While Harris said he, as a father and a husband, has no desire today to throw himself off of cliffs anymore, he still engages in the passion that compelled his young adult self to skip numerous high school classes: film.

Harris said it was a hobby of his to shoot and edit film projects out of high school and in college. He’d spend hours, using ‘90s technology, stitching together short motion pictures, much like his YouTube rappelling clip. Harris said film has remained a constant obsession throughout his lifetime.

“Video production was something that I found a passion for, and every time I tried to get away from it throughout my life, I never could, and here I am today,” Harris said.

The Activist

Bennett currently teaches introduction and intermediate writing classes. Today she has a family and has settled into her teaching career at DSU.

However, 19-year-old Bennett, living in the 1969, was not at all satisfied with the idea of a nine-to-five job. Instead, she dropped out of college after one semester, and she “escaped” to Colorado to pursue interests in marching for civil rights movements and protesting the Vietnam War.

“I was a rebellious wild child,” Bennett said. “…[I imagined] I was a part of a new generation that would change the world.”

Bennett said the priority of her youth was to create a unique identify for herself and live a thrilling life. Her typical wardrobe consisted of an old raincoat and Converse high tops, which she would sport on the back of her boyfriend’s motorcycle.

Bennett said one of her most memorable college-aged experiences was when she took a road trip to San Francisco with some friends. During the trip she ran out of money and had to panhandle on the streets in order to collect enough money to buy a plane ticket back home.

“I’ll never forget it,” she said. “I never see a panhandler now and don’t remember that experience.”

Today Bennett still values the same civil rights movements. She also still feeds her sense of adventure. About two years ago, she earned a scuba diving certification, and she enjoys hiking, biking and camping.

She said she has no regrets from her wilder years; instead, she values them for the lessons she learned.

“Maybe I can understand some of my students a little bit better because of the experiences I went through,” she said.

The Magistrate

Mahmud presently teaches economics and finance, and he is also settled nicely into a career overseeing DSU’s business department.

Living in St. George is a vivid contrast from where he grew up: Bangladesh. He was raised in the midst of the strain between Bangladesh and Pakistan, and when he was a child, he was not sheltered from the killing that occurred around him.  

However, as he matured under the influence of a father who valued business education, Mahmud’s passion for economics manifested when he wrote an essay in 8th grade about what he wanted to choose as a career.

“I wanted to be different from my classmates — most people said they’d want to be a doctor or an engineer — so I wrote about wanting to be an economist,” Mahmud said. “Little did I know at that time that the essay, in a way, predicted my future.”

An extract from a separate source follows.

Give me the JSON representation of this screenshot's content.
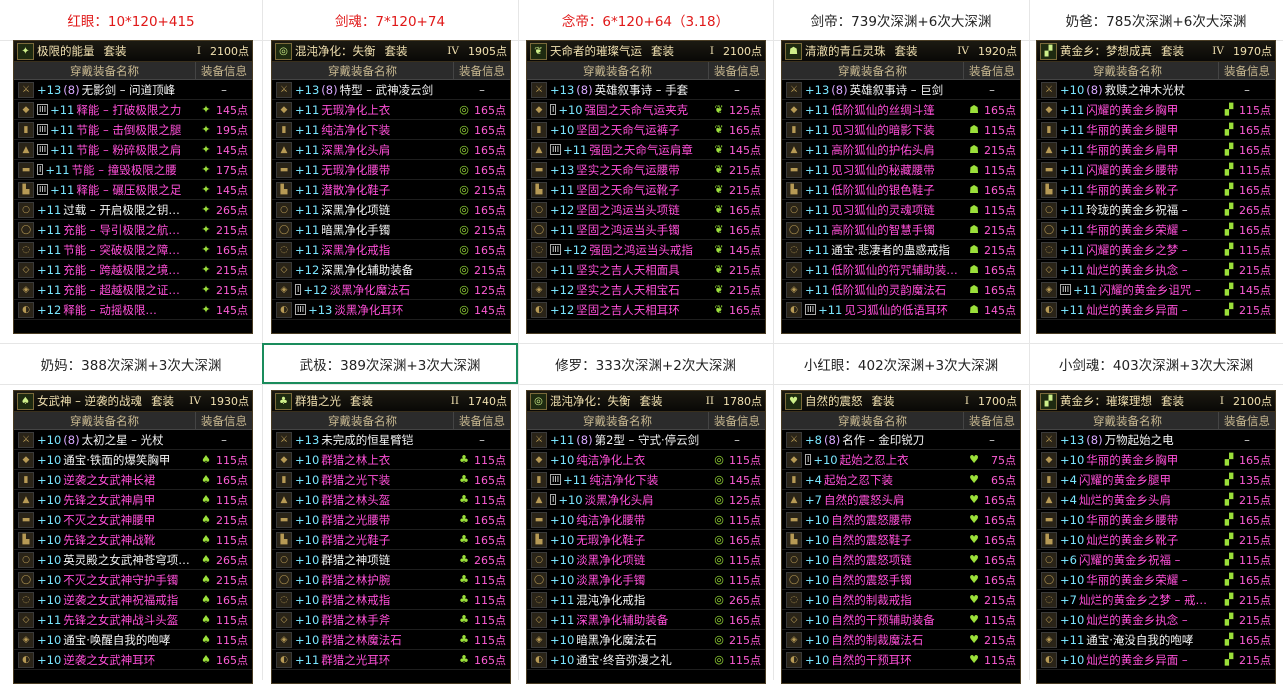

So as he grew up, Mahmud was very academic and focused on his studies, but he also found time to engage in other activities. Among these, a 45-day study tour of India (which he helped organize) left a vivid impression on him. During the tour he enjoyed the rich cultural differences, enjoyed Indian cuisine, experienced the Holi Festival in Jaipur and Agra, and even visited the Taj Mahal.

“We timed our trip in such a way that we [were] able to see the Taj Mahal during full moon,” Mahmud said. “When the sun went down the marble seemed to glow. It was an amazing experience.”

At the age of 22, Mahmud sat for a nationwide competitive exam and became a magistrate of the Peoples Republic of Bangladesh and was posted in Dhaka, the capital. However, he realized that in order to make a decent living Bangladesh, he would have to set aside some of his morals and cooperate with a corrupt government system. So, he decided to move to the U.S. in 1988 for higher studies.

He eventually received a Ph.D. in economics from the University of Illinois at Urbana Champaign and began a career teaching economics. Before coming to Dixie, he taught at California State University at Fullerton and also at Pennsylvania State University. 

“I am very content now,” he said. “Dixie is a place where I am valued for my contributions.”